## Exercise instructions
Go through the listing and write out all of it exactly.
[Data for this exercise Boundary: Start]
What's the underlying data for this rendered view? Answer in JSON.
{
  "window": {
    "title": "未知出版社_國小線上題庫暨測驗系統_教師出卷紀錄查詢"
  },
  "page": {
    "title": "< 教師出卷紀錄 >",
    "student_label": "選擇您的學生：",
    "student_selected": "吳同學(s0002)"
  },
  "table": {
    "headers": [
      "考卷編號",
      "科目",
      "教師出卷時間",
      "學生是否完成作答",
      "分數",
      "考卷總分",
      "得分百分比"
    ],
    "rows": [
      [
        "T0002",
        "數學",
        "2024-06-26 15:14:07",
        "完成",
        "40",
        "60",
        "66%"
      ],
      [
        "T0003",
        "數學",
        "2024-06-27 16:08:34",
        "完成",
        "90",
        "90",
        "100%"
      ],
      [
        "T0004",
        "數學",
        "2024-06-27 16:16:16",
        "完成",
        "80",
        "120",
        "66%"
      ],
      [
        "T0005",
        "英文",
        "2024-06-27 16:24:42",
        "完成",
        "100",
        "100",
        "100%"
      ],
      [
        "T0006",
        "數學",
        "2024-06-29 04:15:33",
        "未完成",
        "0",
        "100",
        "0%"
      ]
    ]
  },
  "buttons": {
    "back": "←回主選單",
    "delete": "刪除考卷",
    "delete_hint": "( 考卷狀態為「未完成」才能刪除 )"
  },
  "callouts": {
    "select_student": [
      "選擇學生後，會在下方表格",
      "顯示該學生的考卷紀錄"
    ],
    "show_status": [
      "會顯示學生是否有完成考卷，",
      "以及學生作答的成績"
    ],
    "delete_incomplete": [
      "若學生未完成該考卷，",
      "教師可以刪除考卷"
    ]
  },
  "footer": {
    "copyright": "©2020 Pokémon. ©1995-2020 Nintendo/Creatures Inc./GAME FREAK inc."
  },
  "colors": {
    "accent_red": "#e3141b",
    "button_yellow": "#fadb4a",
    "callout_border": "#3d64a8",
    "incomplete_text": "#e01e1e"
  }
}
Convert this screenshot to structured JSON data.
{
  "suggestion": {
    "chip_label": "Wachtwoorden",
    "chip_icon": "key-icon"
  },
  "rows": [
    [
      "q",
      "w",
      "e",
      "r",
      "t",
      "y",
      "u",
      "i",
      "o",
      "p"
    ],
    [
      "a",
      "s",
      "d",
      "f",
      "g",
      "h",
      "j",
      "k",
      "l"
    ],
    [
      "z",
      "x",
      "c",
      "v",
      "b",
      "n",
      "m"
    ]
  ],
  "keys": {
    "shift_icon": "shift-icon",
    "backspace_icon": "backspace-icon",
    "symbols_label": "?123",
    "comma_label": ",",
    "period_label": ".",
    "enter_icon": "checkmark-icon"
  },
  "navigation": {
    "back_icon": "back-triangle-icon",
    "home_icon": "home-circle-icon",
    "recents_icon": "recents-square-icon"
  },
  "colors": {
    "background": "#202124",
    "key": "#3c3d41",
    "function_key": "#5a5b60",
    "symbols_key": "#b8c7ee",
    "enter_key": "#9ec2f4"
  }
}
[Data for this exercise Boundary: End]
## Exercise response
What's the underlying data for this rendered view? Answer in JSON.
{
  "window": {
    "title": "未知出版社_國小線上題庫暨測驗系統_教師出卷紀錄查詢"
  },
  "page": {
    "title": "< 教師出卷紀錄 >",
    "student_label": "選擇您的學生：",
    "student_selected": "吳同學(s0002)"
  },
  "table": {
    "headers": [
      "考卷編號",
      "科目",
      "教師出卷時間",
      "學生是否完成作答",
      "分數",
      "考卷總分",
      "得分百分比"
    ],
    "rows": [
      [
        "T0002",
        "數學",
        "2024-06-26 15:14:07",
        "完成",
        "40",
        "60",
        "66%"
      ],
      [
        "T0003",
        "數學",
        "2024-06-27 16:08:34",
        "完成",
        "90",
        "90",
        "100%"
      ],
      [
        "T0004",
        "數學",
        "2024-06-27 16:16:16",
        "完成",
        "80",
        "120",
        "66%"
      ],
      [
        "T0005",
        "英文",
        "2024-06-27 16:24:42",
        "完成",
        "100",
        "100",
        "100%"
      ],
      [
        "T0006",
        "數學",
        "2024-06-29 04:15:33",
        "未完成",
        "0",
        "100",
        "0%"
      ]
    ]
  },
  "buttons": {
    "back": "←回主選單",
    "delete": "刪除考卷",
    "delete_hint": "( 考卷狀態為「未完成」才能刪除 )"
  },
  "callouts": {
    "select_student": [
      "選擇學生後，會在下方表格",
      "顯示該學生的考卷紀錄"
    ],
    "show_status": [
      "會顯示學生是否有完成考卷，",
      "以及學生作答的成績"
    ],
    "delete_incomplete": [
      "若學生未完成該考卷，",
      "教師可以刪除考卷"
    ]
  },
  "footer": {
    "copyright": "©2020 Pokémon. ©1995-2020 Nintendo/Creatures Inc./GAME FREAK inc."
  },
  "colors": {
    "accent_red": "#e3141b",
    "button_yellow": "#fadb4a",
    "callout_border": "#3d64a8",
    "incomplete_text": "#e01e1e"
  }
}
Convert this screenshot to structured JSON data.
{
  "suggestion": {
    "chip_label": "Wachtwoorden",
    "chip_icon": "key-icon"
  },
  "rows": [
    [
      "q",
      "w",
      "e",
      "r",
      "t",
      "y",
      "u",
      "i",
      "o",
      "p"
    ],
    [
      "a",
      "s",
      "d",
      "f",
      "g",
      "h",
      "j",
      "k",
      "l"
    ],
    [
      "z",
      "x",
      "c",
      "v",
      "b",
      "n",
      "m"
    ]
  ],
  "keys": {
    "shift_icon": "shift-icon",
    "backspace_icon": "backspace-icon",
    "symbols_label": "?123",
    "comma_label": ",",
    "period_label": ".",
    "enter_icon": "checkmark-icon"
  },
  "navigation": {
    "back_icon": "back-triangle-icon",
    "home_icon": "home-circle-icon",
    "recents_icon": "recents-square-icon"
  },
  "colors": {
    "background": "#202124",
    "key": "#3c3d41",
    "function_key": "#5a5b60",
    "symbols_key": "#b8c7ee",
    "enter_key": "#9ec2f4"
  }
}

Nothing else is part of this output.